:: Exercise prompt ::
Repeat the records in full, exactly.

:: Material for the task ::
*** Begin section ***

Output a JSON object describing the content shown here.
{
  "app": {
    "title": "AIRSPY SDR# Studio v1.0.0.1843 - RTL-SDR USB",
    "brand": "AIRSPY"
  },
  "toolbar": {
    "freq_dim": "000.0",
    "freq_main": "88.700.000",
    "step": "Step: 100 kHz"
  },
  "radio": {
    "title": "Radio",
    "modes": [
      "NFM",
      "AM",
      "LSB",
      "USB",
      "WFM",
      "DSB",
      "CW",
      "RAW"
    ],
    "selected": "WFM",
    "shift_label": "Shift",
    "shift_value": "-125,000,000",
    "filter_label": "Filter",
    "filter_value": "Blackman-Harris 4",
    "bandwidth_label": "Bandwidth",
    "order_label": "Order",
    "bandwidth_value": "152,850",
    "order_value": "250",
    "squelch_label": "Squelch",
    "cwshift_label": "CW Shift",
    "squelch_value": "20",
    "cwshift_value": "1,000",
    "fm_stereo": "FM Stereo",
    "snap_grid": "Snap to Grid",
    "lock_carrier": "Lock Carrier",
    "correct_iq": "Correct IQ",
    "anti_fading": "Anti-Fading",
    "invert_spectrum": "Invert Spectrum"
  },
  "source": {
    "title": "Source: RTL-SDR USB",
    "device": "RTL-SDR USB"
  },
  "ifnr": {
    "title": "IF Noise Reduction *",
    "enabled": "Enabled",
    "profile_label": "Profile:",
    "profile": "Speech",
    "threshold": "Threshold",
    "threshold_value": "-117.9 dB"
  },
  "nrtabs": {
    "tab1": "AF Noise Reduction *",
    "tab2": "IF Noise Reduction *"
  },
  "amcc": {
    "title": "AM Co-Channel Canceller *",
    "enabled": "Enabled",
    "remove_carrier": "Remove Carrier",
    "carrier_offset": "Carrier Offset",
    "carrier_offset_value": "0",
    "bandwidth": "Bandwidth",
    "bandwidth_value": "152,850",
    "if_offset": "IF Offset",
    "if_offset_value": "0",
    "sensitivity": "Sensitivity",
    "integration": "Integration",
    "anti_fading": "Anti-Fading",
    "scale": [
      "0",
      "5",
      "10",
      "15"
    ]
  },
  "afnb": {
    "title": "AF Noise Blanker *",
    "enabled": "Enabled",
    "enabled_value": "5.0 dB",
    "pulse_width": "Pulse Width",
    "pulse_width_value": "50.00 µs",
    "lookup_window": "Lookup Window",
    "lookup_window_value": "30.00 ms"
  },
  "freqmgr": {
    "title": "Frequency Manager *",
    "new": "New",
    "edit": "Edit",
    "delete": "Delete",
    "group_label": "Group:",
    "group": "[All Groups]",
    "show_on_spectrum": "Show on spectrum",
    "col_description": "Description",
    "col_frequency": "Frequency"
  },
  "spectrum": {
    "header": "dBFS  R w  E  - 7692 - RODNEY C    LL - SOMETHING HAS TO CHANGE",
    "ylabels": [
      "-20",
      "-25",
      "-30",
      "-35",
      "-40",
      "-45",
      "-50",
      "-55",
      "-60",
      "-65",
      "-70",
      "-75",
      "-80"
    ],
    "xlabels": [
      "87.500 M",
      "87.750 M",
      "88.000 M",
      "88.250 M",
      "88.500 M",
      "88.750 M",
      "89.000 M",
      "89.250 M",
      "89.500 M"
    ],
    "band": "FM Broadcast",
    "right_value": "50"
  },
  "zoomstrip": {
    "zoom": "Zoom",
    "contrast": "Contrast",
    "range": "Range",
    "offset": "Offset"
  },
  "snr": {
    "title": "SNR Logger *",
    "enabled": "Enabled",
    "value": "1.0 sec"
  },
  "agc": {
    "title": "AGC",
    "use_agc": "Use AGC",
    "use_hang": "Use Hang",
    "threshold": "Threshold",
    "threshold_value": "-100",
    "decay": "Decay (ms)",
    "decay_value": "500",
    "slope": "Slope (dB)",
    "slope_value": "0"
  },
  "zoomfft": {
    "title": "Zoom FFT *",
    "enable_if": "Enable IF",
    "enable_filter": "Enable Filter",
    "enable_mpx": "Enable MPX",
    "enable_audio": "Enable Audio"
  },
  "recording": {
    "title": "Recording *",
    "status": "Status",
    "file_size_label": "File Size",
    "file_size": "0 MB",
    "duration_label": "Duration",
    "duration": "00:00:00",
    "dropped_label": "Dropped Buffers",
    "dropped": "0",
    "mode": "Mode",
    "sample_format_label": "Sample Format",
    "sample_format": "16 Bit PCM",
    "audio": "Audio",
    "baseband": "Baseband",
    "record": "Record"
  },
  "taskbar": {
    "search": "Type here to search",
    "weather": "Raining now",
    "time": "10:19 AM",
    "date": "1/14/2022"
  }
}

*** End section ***

:: Answer box ::
Output a JSON object describing the content shown here.
{
  "app": {
    "title": "AIRSPY SDR# Studio v1.0.0.1843 - RTL-SDR USB",
    "brand": "AIRSPY"
  },
  "toolbar": {
    "freq_dim": "000.0",
    "freq_main": "88.700.000",
    "step": "Step: 100 kHz"
  },
  "radio": {
    "title": "Radio",
    "modes": [
      "NFM",
      "AM",
      "LSB",
      "USB",
      "WFM",
      "DSB",
      "CW",
      "RAW"
    ],
    "selected": "WFM",
    "shift_label": "Shift",
    "shift_value": "-125,000,000",
    "filter_label": "Filter",
    "filter_value": "Blackman-Harris 4",
    "bandwidth_label": "Bandwidth",
    "order_label": "Order",
    "bandwidth_value": "152,850",
    "order_value": "250",
    "squelch_label": "Squelch",
    "cwshift_label": "CW Shift",
    "squelch_value": "20",
    "cwshift_value": "1,000",
    "fm_stereo": "FM Stereo",
    "snap_grid": "Snap to Grid",
    "lock_carrier": "Lock Carrier",
    "correct_iq": "Correct IQ",
    "anti_fading": "Anti-Fading",
    "invert_spectrum": "Invert Spectrum"
  },
  "source": {
    "title": "Source: RTL-SDR USB",
    "device": "RTL-SDR USB"
  },
  "ifnr": {
    "title": "IF Noise Reduction *",
    "enabled": "Enabled",
    "profile_label": "Profile:",
    "profile": "Speech",
    "threshold": "Threshold",
    "threshold_value": "-117.9 dB"
  },
  "nrtabs": {
    "tab1": "AF Noise Reduction *",
    "tab2": "IF Noise Reduction *"
  },
  "amcc": {
    "title": "AM Co-Channel Canceller *",
    "enabled": "Enabled",
    "remove_carrier": "Remove Carrier",
    "carrier_offset": "Carrier Offset",
    "carrier_offset_value": "0",
    "bandwidth": "Bandwidth",
    "bandwidth_value": "152,850",
    "if_offset": "IF Offset",
    "if_offset_value": "0",
    "sensitivity": "Sensitivity",
    "integration": "Integration",
    "anti_fading": "Anti-Fading",
    "scale": [
      "0",
      "5",
      "10",
      "15"
    ]
  },
  "afnb": {
    "title": "AF Noise Blanker *",
    "enabled": "Enabled",
    "enabled_value": "5.0 dB",
    "pulse_width": "Pulse Width",
    "pulse_width_value": "50.00 µs",
    "lookup_window": "Lookup Window",
    "lookup_window_value": "30.00 ms"
  },
  "freqmgr": {
    "title": "Frequency Manager *",
    "new": "New",
    "edit": "Edit",
    "delete": "Delete",
    "group_label": "Group:",
    "group": "[All Groups]",
    "show_on_spectrum": "Show on spectrum",
    "col_description": "Description",
    "col_frequency": "Frequency"
  },
  "spectrum": {
    "header": "dBFS  R w  E  - 7692 - RODNEY C    LL - SOMETHING HAS TO CHANGE",
    "ylabels": [
      "-20",
      "-25",
      "-30",
      "-35",
      "-40",
      "-45",
      "-50",
      "-55",
      "-60",
      "-65",
      "-70",
      "-75",
      "-80"
    ],
    "xlabels": [
      "87.500 M",
      "87.750 M",
      "88.000 M",
      "88.250 M",
      "88.500 M",
      "88.750 M",
      "89.000 M",
      "89.250 M",
      "89.500 M"
    ],
    "band": "FM Broadcast",
    "right_value": "50"
  },
  "zoomstrip": {
    "zoom": "Zoom",
    "contrast": "Contrast",
    "range": "Range",
    "offset": "Offset"
  },
  "snr": {
    "title": "SNR Logger *",
    "enabled": "Enabled",
    "value": "1.0 sec"
  },
  "agc": {
    "title": "AGC",
    "use_agc": "Use AGC",
    "use_hang": "Use Hang",
    "threshold": "Threshold",
    "threshold_value": "-100",
    "decay": "Decay (ms)",
    "decay_value": "500",
    "slope": "Slope (dB)",
    "slope_value": "0"
  },
  "zoomfft": {
    "title": "Zoom FFT *",
    "enable_if": "Enable IF",
    "enable_filter": "Enable Filter",
    "enable_mpx": "Enable MPX",
    "enable_audio": "Enable Audio"
  },
  "recording": {
    "title": "Recording *",
    "status": "Status",
    "file_size_label": "File Size",
    "file_size": "0 MB",
    "duration_label": "Duration",
    "duration": "00:00:00",
    "dropped_label": "Dropped Buffers",
    "dropped": "0",
    "mode": "Mode",
    "sample_format_label": "Sample Format",
    "sample_format": "16 Bit PCM",
    "audio": "Audio",
    "baseband": "Baseband",
    "record": "Record"
  },
  "taskbar": {
    "search": "Type here to search",
    "weather": "Raining now",
    "time": "10:19 AM",
    "date": "1/14/2022"
  }
}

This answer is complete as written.